It doesn’t seem to matter what circles you walk in, tax preparation and paying taxes might as well be curse words. The bottom line, however, is that it must be done. I have been a CPA (Certified Public Accountant) for several years now and have come up with some tips and tricks to take some of the headache out of this time of year.

My favorite suggestion if you are a tax preparer is to acquire a super supportive spouse that will keep things together for you at home while you work crazy hours. Also, kids that will pitch in are preferable.

For those of you who are not tax preparers, here are some other suggestions you might find helpful.

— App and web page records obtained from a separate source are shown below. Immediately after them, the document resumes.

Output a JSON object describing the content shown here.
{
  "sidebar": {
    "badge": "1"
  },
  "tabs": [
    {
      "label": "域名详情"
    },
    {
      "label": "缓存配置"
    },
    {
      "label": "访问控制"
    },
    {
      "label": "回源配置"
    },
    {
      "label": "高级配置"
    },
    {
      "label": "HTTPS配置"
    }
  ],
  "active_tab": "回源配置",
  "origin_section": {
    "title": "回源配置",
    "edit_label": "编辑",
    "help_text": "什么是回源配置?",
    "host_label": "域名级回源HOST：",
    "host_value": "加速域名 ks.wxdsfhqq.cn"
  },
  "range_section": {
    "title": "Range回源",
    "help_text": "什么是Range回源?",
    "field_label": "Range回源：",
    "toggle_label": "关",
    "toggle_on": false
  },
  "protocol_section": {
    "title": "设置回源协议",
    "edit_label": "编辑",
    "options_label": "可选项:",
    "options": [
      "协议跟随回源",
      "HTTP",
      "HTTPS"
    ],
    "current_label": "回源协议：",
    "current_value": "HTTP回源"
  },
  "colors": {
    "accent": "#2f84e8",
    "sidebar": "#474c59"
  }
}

  • Having somewhere to gather your documents to stay organized is key. I would suggest setting up a folder of some kind (it could be anything from a plain old manila folder to a cute, dedicated binder with dividers, etc). As documents come, you add them to the file. It’s not too late to set this up for your 2015 tax return but you might want to set up a 2016 file at the same time so you can gather receipts, etc. all year long.
  • In the front of your chosen organizational item, I would add a checklist of items you need to gather before your tax return can be prepared. If you hire a professional and they send you an organizer, you may use that document as your checklist. You may need more than one of each document, depending on your situation. You can add as much or as little detail to the checklist as you want. This sheet can even be attached right to the file. As you add documents to the file, actually check them off your list. Then you know at a glance what you are still waiting for. Some of the most common items to gather are:
    • W-2 (If you work for an employer)
    • 1099-R (If you have retirement income)
    • 1099-Int (For the interest you have earned in your savings, CD, money market accounts
    • 1099-MISC (For some self employment income)
    • K-1 (If you have ownership in a partnership, S-corp, trust, etc)
    • Social Security Income
    • Receipts for business income/expenses if you report on Schedule C
    • 1098 (Mortgage Interest)
    • Any charitable donations: Receipts, donation letters, etc.
    • Medical expenses
    • 1098-T (Tuition statement for higher education)
    • Childcare receipts

Whether you do your own tax preparation or hire a professional, having your receipts summarized will really help. The more you do to organize on the front end, the less headache you’ll have on tax prep day. If you hire a professional, your bill will also go down if they don’t have to summarize all your receipts.